2019 04 26 Retrieve
[Johnny Giles says Pogba wouldn’t sleep if Keane was boss and Fred is lazy] If Keane was managing Pogba, he’d never sleep. You don’t make excuses for players not having it in them. What he didn’t have in him was an effort to run back. That’s a given as a player. The fact is Fred messed up because he was lazy and not doing what he should be doing
[Giles also believes that Keane was right to call out former team-mate Neville on a number of other issues] What Roy Keane was alluding to was the things that he did when he was a player. I thought Keane was brilliant in his analysis and actually tore Neville to bits.
What Neville was saying didn’t make sense to me. Neville made a case that the way City play, they tire out [opponents]. Well, that’s nonsense to be quite honest. I think it’s nonsense. You don’t get tired with half-an-hour or more to go
2020 04 02 Retrieve
[John Giles picks his all-time Tottenham Hotspur XI] I don’t expect everyone to agree with me. Pat Jennings was one of the great goalkeepers. He had great ability and great control. The best goalkeeper of that generation. A very calm fella off the pitch and he carried that onto the pitch. He just knew what he was doing and he was a top class ‘keeper with a great temperament.
I played against Steve Perryman a lot as a midfield player. He wasn’t outstanding there. [But] he moved to right-back later on and I think he was the best around. A real Spurs man
Mike England was a very, very good player. Nine years he was there, a top class player
When Ledley King played, he played. He had a lot of injuries but he was a brilliant player. When he played you’d never think he’d had an injury. He had a great attitude and I thought that when he played he was a terrific player
Chris Hughton got on with the job, no fuss. He could really play and get the job done. He’d get on the ball, use the ball and defend well. A quiet lad, but very, very intelligent

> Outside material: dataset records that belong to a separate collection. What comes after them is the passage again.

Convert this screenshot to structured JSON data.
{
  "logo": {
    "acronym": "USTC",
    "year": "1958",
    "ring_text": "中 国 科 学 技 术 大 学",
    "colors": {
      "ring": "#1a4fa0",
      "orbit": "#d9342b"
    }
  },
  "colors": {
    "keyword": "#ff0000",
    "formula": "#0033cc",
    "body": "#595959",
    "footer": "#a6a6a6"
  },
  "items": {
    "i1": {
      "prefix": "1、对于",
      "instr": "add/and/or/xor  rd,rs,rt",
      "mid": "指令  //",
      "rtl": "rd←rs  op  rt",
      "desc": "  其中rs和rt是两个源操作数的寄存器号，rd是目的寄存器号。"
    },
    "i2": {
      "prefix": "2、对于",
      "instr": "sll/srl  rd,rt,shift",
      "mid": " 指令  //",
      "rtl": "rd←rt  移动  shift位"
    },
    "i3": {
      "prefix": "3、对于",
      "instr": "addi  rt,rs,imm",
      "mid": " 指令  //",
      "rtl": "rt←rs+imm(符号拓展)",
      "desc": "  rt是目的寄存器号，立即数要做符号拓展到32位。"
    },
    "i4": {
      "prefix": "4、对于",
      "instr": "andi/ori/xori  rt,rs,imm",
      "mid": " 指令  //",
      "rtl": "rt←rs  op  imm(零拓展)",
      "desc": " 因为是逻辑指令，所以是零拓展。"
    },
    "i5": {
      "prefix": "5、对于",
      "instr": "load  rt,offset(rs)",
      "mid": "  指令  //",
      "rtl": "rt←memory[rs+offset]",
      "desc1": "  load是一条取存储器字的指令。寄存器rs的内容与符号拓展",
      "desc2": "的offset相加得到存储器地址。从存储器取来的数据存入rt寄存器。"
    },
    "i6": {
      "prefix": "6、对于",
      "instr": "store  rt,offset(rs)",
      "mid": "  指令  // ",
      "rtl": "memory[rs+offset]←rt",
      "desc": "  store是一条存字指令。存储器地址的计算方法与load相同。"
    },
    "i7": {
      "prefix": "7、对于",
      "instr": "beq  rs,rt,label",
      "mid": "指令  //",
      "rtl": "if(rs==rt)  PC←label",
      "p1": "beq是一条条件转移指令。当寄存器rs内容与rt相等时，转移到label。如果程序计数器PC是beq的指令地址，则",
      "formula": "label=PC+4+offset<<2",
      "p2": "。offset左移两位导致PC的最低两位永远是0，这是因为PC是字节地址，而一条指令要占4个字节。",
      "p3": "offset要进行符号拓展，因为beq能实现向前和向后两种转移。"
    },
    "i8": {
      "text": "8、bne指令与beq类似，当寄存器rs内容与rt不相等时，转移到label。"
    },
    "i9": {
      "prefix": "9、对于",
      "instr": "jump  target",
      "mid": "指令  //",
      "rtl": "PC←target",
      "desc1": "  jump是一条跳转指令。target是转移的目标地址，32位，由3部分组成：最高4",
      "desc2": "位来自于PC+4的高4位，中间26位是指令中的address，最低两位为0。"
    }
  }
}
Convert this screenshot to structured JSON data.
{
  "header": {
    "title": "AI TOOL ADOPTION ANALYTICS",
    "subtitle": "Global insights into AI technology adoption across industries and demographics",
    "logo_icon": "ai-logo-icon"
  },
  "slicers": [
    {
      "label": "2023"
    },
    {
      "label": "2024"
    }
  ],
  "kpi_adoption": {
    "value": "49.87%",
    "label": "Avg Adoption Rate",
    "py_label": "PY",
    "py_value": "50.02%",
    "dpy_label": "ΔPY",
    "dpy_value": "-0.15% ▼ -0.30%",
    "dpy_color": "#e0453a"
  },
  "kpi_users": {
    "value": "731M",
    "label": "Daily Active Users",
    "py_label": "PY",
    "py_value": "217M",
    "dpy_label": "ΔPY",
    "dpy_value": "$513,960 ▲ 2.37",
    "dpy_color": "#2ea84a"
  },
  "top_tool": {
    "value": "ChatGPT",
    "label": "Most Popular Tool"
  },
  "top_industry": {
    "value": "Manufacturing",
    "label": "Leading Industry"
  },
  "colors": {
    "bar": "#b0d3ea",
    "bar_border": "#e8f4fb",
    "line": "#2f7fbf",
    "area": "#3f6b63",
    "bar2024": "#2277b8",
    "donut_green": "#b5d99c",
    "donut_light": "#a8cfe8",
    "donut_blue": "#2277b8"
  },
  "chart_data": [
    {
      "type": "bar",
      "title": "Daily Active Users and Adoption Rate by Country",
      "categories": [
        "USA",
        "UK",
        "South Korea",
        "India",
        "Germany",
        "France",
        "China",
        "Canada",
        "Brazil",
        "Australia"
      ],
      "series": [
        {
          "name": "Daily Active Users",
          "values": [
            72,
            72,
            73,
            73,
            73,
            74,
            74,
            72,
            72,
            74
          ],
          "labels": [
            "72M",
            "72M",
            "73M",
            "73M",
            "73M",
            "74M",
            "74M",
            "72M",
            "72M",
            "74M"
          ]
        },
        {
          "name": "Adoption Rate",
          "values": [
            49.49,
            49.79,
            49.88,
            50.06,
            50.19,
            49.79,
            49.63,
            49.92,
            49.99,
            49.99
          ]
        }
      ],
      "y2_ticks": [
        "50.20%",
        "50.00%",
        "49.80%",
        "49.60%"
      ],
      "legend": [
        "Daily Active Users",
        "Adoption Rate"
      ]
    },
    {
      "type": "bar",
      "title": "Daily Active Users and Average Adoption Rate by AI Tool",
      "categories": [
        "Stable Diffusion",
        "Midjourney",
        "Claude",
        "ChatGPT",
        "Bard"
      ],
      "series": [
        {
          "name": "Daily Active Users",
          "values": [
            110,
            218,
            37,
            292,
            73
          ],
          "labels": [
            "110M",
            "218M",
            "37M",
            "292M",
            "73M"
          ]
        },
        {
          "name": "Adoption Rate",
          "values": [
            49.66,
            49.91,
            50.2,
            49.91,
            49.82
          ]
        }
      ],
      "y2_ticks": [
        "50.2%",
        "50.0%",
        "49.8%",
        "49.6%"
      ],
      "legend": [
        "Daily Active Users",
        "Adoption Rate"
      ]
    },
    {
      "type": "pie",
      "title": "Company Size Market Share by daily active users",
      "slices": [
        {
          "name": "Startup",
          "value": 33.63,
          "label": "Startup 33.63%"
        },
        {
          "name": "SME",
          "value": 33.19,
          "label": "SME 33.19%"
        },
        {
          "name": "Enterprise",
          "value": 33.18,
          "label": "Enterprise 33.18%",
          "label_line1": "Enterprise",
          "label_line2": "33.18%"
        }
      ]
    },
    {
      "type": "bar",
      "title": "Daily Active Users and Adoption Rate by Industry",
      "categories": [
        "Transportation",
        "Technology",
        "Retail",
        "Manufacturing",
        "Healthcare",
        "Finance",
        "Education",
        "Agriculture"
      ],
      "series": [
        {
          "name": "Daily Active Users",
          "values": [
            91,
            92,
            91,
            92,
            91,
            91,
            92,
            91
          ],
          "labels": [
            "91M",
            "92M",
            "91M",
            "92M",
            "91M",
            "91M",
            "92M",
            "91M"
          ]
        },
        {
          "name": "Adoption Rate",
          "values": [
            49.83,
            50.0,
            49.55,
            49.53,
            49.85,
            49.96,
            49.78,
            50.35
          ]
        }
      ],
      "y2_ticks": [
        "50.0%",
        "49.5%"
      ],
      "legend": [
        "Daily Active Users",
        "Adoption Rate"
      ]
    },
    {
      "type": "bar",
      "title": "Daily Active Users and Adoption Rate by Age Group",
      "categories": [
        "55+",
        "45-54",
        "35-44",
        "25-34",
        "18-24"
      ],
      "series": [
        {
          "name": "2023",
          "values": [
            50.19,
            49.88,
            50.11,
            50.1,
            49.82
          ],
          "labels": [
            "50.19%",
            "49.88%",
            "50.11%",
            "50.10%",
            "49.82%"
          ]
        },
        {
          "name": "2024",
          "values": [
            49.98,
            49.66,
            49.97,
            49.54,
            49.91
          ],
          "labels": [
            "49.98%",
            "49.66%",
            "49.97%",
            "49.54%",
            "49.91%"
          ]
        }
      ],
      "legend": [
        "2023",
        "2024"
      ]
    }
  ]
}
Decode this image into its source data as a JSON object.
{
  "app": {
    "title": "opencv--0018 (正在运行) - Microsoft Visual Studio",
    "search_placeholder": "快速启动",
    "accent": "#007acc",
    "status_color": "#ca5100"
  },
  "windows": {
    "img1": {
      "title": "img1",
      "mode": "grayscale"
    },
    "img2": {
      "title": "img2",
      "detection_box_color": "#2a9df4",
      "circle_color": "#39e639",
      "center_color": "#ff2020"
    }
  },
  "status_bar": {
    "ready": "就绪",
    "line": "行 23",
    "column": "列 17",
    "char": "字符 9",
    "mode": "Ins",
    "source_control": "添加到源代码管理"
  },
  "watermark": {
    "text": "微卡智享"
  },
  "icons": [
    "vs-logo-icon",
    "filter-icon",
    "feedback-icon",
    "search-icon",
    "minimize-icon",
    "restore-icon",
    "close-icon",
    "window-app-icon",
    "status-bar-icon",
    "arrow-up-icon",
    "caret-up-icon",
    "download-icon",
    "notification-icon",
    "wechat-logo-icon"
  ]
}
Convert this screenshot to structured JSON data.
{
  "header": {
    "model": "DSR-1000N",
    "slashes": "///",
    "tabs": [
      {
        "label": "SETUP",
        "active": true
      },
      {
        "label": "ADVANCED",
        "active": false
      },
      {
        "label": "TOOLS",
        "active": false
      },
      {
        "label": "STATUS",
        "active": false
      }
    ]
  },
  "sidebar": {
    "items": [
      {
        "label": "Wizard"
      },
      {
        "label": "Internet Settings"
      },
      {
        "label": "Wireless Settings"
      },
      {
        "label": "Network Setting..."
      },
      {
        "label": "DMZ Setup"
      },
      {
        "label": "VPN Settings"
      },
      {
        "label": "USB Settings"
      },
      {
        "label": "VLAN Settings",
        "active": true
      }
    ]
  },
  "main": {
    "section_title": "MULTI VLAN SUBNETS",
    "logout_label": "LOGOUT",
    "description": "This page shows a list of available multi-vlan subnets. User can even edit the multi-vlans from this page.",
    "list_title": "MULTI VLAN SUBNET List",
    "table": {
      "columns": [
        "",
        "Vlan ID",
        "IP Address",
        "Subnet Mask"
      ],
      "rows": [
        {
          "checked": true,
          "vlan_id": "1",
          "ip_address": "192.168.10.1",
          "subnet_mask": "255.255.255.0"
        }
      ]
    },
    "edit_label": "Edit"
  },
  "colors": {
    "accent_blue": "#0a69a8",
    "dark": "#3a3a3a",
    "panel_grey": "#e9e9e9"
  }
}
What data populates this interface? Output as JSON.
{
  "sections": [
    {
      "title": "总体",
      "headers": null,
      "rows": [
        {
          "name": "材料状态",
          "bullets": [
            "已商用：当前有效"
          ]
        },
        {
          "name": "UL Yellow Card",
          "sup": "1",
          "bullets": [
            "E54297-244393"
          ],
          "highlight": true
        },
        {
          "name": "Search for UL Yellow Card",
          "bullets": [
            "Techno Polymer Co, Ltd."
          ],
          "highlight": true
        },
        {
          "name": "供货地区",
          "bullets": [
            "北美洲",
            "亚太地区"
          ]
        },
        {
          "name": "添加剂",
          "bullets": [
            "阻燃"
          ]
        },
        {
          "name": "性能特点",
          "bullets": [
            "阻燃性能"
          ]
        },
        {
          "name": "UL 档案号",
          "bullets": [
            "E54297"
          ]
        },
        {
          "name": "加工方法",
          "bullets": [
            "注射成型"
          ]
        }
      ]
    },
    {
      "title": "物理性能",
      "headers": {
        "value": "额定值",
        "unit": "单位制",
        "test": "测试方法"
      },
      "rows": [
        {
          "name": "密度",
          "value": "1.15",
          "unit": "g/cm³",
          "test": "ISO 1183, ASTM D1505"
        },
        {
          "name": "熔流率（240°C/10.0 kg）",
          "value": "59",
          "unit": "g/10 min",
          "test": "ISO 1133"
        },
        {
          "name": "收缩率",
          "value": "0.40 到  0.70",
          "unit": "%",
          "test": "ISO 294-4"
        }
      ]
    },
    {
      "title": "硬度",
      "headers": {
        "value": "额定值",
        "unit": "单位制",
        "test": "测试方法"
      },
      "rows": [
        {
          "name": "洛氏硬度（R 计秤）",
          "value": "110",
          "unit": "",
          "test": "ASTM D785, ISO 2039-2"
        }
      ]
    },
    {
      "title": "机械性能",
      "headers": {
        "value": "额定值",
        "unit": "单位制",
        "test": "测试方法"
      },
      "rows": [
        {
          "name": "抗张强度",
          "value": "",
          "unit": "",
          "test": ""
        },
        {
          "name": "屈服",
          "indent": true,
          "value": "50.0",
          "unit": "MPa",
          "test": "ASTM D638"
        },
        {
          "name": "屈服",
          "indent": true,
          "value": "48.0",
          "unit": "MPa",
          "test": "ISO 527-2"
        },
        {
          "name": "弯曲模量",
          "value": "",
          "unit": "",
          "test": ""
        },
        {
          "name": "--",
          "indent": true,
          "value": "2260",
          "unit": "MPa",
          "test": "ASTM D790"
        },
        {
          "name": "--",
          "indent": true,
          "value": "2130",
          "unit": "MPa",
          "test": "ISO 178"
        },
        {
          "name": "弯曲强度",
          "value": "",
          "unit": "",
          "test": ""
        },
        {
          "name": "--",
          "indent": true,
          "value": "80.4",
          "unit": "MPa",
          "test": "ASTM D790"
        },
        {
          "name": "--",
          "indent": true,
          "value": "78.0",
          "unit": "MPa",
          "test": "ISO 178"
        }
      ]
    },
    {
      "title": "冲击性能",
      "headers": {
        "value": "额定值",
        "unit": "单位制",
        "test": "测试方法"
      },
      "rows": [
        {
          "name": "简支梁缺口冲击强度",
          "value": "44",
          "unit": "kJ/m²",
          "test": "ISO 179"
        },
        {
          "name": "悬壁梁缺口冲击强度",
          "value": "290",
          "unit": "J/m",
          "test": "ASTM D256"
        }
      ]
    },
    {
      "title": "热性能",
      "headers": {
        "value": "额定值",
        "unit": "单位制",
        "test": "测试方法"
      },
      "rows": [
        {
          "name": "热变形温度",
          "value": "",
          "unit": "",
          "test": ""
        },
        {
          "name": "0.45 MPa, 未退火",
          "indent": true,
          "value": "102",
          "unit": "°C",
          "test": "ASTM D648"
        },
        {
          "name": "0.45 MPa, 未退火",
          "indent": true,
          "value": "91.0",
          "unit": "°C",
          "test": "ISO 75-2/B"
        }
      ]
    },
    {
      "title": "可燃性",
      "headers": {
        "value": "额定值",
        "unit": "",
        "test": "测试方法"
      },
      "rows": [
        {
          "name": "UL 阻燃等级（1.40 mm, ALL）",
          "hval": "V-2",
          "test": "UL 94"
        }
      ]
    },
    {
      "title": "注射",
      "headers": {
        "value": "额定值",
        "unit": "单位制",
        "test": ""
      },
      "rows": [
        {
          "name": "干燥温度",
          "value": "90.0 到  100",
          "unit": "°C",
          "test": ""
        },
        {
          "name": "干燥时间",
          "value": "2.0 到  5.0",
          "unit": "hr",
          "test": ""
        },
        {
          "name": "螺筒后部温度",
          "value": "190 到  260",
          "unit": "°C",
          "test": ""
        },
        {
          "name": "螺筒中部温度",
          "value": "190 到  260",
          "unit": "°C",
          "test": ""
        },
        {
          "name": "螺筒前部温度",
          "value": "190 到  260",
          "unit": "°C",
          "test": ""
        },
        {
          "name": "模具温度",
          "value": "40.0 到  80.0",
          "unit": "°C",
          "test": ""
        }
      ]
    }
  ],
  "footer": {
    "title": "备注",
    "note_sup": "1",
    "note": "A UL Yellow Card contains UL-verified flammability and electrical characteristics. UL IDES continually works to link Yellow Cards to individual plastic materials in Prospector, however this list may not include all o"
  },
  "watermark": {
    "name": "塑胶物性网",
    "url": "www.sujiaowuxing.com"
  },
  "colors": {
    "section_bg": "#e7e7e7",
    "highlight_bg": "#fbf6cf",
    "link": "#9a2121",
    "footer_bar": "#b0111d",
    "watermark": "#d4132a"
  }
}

I know that Danny Blanchflower was very influential with that great team he was in. I made my debut against him. He made a comment after and I didn’t know if he was joking: ‘I didn’t do as well as you on my debut.’ He was being nice, but they’d just beaten us 5-1. A terrific player and a great leader, he’d be a sort of attacking midfield player now and we’d know him as a creative player and he was very good at it
I have to apologise to John White, Ossie Ardiles and Luka Modric but Dave McKay was the best of them all. He was one of the greats and could do everything. He would be better then any of the others we’re talking about. I spoke to him at Billy Bremner’s funeral, and Billy had idolised Dave McKay
I don’t think Glenn Hoddle was a great player but he was a terrific player for a number of years for Spurs when they didn’t have a great team. He was a very gifted lad, but he wasn’t quick and if he was having a good time with Spurs, people would put a close marker on him and he couldn’t get rid of the marker. That was him, that’s why opinions were divided. He played 53 matches for England and he was still sort of only promising at the end of it. He was a huge player for Spurs though
A real winger, not too big, but Cliff Jones scored a lot of goals he had great pace and was so courageous. One of the greats, in my opinion.
Jimmy Greaves is a genius. the best goalscorer, one of the best ever and certainly the best in his day
I think Harry Keane would get in to any great Spurs team and if he keeps his fitness, he has the right attitude to be one of the greats
[Paul Gascoigne is another who could be in the discussion of an all-time Spurs XI] He had all the ability in the world but he didn’t handle himself well. He was a wild boy but with the gift that he had he should have been one of the greats and he wasn’t